**Requirement:**
Write the material out again, line by line, exactly as it is.
══════════
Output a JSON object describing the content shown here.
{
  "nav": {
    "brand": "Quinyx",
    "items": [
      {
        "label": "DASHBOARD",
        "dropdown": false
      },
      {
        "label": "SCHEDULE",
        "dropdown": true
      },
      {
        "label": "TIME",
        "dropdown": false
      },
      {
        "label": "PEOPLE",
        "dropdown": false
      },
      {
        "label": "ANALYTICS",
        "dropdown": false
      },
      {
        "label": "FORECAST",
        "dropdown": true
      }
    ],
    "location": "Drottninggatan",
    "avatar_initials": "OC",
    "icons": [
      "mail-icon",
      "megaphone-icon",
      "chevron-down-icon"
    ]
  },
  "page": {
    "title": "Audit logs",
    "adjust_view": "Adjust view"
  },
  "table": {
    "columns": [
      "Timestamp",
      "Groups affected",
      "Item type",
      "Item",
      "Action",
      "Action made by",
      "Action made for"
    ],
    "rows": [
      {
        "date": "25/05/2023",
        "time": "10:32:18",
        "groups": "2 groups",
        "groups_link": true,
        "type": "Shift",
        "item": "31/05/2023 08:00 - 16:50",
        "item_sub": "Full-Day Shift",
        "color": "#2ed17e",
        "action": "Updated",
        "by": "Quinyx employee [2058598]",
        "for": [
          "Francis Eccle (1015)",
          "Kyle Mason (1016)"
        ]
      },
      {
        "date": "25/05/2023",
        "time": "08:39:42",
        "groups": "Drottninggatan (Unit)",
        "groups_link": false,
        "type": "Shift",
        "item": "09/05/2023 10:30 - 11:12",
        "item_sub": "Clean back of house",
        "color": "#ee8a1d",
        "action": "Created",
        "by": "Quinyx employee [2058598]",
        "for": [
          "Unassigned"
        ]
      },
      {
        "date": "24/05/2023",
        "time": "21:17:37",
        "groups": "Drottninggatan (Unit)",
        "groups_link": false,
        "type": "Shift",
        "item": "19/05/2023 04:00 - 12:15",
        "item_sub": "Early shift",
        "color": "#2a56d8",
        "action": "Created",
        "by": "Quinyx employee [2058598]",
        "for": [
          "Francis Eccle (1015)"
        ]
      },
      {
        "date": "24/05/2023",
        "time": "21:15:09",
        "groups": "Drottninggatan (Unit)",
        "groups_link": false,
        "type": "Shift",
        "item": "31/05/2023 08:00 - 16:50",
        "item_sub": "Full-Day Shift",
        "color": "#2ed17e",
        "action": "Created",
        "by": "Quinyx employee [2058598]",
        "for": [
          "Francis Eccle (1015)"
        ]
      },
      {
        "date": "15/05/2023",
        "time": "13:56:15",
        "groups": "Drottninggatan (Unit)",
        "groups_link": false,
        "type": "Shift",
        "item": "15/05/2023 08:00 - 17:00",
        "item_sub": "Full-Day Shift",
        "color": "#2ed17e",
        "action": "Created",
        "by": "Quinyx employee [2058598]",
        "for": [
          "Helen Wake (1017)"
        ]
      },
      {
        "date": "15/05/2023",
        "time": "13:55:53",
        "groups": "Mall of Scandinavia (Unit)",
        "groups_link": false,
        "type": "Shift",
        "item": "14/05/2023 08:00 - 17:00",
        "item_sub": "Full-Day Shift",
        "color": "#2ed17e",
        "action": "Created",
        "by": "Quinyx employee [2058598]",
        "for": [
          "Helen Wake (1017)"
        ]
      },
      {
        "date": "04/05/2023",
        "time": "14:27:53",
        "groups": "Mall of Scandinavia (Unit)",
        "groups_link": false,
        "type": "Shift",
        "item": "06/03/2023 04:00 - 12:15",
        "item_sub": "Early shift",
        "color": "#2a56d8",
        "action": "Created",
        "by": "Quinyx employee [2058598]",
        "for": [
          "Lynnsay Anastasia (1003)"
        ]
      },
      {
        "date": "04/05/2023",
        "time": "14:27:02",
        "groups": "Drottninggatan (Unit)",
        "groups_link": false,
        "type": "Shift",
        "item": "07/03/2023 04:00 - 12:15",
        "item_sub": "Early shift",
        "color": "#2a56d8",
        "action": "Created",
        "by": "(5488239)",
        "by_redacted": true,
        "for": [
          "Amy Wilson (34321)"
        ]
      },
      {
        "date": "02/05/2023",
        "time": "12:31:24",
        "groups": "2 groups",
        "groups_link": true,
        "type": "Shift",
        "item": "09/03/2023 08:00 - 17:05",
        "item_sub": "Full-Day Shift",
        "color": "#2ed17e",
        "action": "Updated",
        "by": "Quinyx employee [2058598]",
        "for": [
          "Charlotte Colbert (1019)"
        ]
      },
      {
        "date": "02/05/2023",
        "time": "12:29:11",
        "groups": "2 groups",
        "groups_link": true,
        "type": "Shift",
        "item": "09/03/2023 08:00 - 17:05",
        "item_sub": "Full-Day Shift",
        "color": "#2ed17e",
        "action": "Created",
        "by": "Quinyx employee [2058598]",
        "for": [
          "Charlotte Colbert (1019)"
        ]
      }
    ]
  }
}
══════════
**Task answer:**
Output a JSON object describing the content shown here.
{
  "nav": {
    "brand": "Quinyx",
    "items": [
      {
        "label": "DASHBOARD",
        "dropdown": false
      },
      {
        "label": "SCHEDULE",
        "dropdown": true
      },
      {
        "label": "TIME",
        "dropdown": false
      },
      {
        "label": "PEOPLE",
        "dropdown": false
      },
      {
        "label": "ANALYTICS",
        "dropdown": false
      },
      {
        "label": "FORECAST",
        "dropdown": true
      }
    ],
    "location": "Drottninggatan",
    "avatar_initials": "OC",
    "icons": [
      "mail-icon",
      "megaphone-icon",
      "chevron-down-icon"
    ]
  },
  "page": {
    "title": "Audit logs",
    "adjust_view": "Adjust view"
  },
  "table": {
    "columns": [
      "Timestamp",
      "Groups affected",
      "Item type",
      "Item",
      "Action",
      "Action made by",
      "Action made for"
    ],
    "rows": [
      {
        "date": "25/05/2023",
        "time": "10:32:18",
        "groups": "2 groups",
        "groups_link": true,
        "type": "Shift",
        "item": "31/05/2023 08:00 - 16:50",
        "item_sub": "Full-Day Shift",
        "color": "#2ed17e",
        "action": "Updated",
        "by": "Quinyx employee [2058598]",
        "for": [
          "Francis Eccle (1015)",
          "Kyle Mason (1016)"
        ]
      },
      {
        "date": "25/05/2023",
        "time": "08:39:42",
        "groups": "Drottninggatan (Unit)",
        "groups_link": false,
        "type": "Shift",
        "item": "09/05/2023 10:30 - 11:12",
        "item_sub": "Clean back of house",
        "color": "#ee8a1d",
        "action": "Created",
        "by": "Quinyx employee [2058598]",
        "for": [
          "Unassigned"
        ]
      },
      {
        "date": "24/05/2023",
        "time": "21:17:37",
        "groups": "Drottninggatan (Unit)",
        "groups_link": false,
        "type": "Shift",
        "item": "19/05/2023 04:00 - 12:15",
        "item_sub": "Early shift",
        "color": "#2a56d8",
        "action": "Created",
        "by": "Quinyx employee [2058598]",
        "for": [
          "Francis Eccle (1015)"
        ]
      },
      {
        "date": "24/05/2023",
        "time": "21:15:09",
        "groups": "Drottninggatan (Unit)",
        "groups_link": false,
        "type": "Shift",
        "item": "31/05/2023 08:00 - 16:50",
        "item_sub": "Full-Day Shift",
        "color": "#2ed17e",
        "action": "Created",
        "by": "Quinyx employee [2058598]",
        "for": [
          "Francis Eccle (1015)"
        ]
      },
      {
        "date": "15/05/2023",
        "time": "13:56:15",
        "groups": "Drottninggatan (Unit)",
        "groups_link": false,
        "type": "Shift",
        "item": "15/05/2023 08:00 - 17:00",
        "item_sub": "Full-Day Shift",
        "color": "#2ed17e",
        "action": "Created",
        "by": "Quinyx employee [2058598]",
        "for": [
          "Helen Wake (1017)"
        ]
      },
      {
        "date": "15/05/2023",
        "time": "13:55:53",
        "groups": "Mall of Scandinavia (Unit)",
        "groups_link": false,
        "type": "Shift",
        "item": "14/05/2023 08:00 - 17:00",
        "item_sub": "Full-Day Shift",
        "color": "#2ed17e",
        "action": "Created",
        "by": "Quinyx employee [2058598]",
        "for": [
          "Helen Wake (1017)"
        ]
      },
      {
        "date": "04/05/2023",
        "time": "14:27:53",
        "groups": "Mall of Scandinavia (Unit)",
        "groups_link": false,
        "type": "Shift",
        "item": "06/03/2023 04:00 - 12:15",
        "item_sub": "Early shift",
        "color": "#2a56d8",
        "action": "Created",
        "by": "Quinyx employee [2058598]",
        "for": [
          "Lynnsay Anastasia (1003)"
        ]
      },
      {
        "date": "04/05/2023",
        "time": "14:27:02",
        "groups": "Drottninggatan (Unit)",
        "groups_link": false,
        "type": "Shift",
        "item": "07/03/2023 04:00 - 12:15",
        "item_sub": "Early shift",
        "color": "#2a56d8",
        "action": "Created",
        "by": "(5488239)",
        "by_redacted": true,
        "for": [
          "Amy Wilson (34321)"
        ]
      },
      {
        "date": "02/05/2023",
        "time": "12:31:24",
        "groups": "2 groups",
        "groups_link": true,
        "type": "Shift",
        "item": "09/03/2023 08:00 - 17:05",
        "item_sub": "Full-Day Shift",
        "color": "#2ed17e",
        "action": "Updated",
        "by": "Quinyx employee [2058598]",
        "for": [
          "Charlotte Colbert (1019)"
        ]
      },
      {
        "date": "02/05/2023",
        "time": "12:29:11",
        "groups": "2 groups",
        "groups_link": true,
        "type": "Shift",
        "item": "09/03/2023 08:00 - 17:05",
        "item_sub": "Full-Day Shift",
        "color": "#2ed17e",
        "action": "Created",
        "by": "Quinyx employee [2058598]",
        "for": [
          "Charlotte Colbert (1019)"
        ]
      }
    ]
  }
}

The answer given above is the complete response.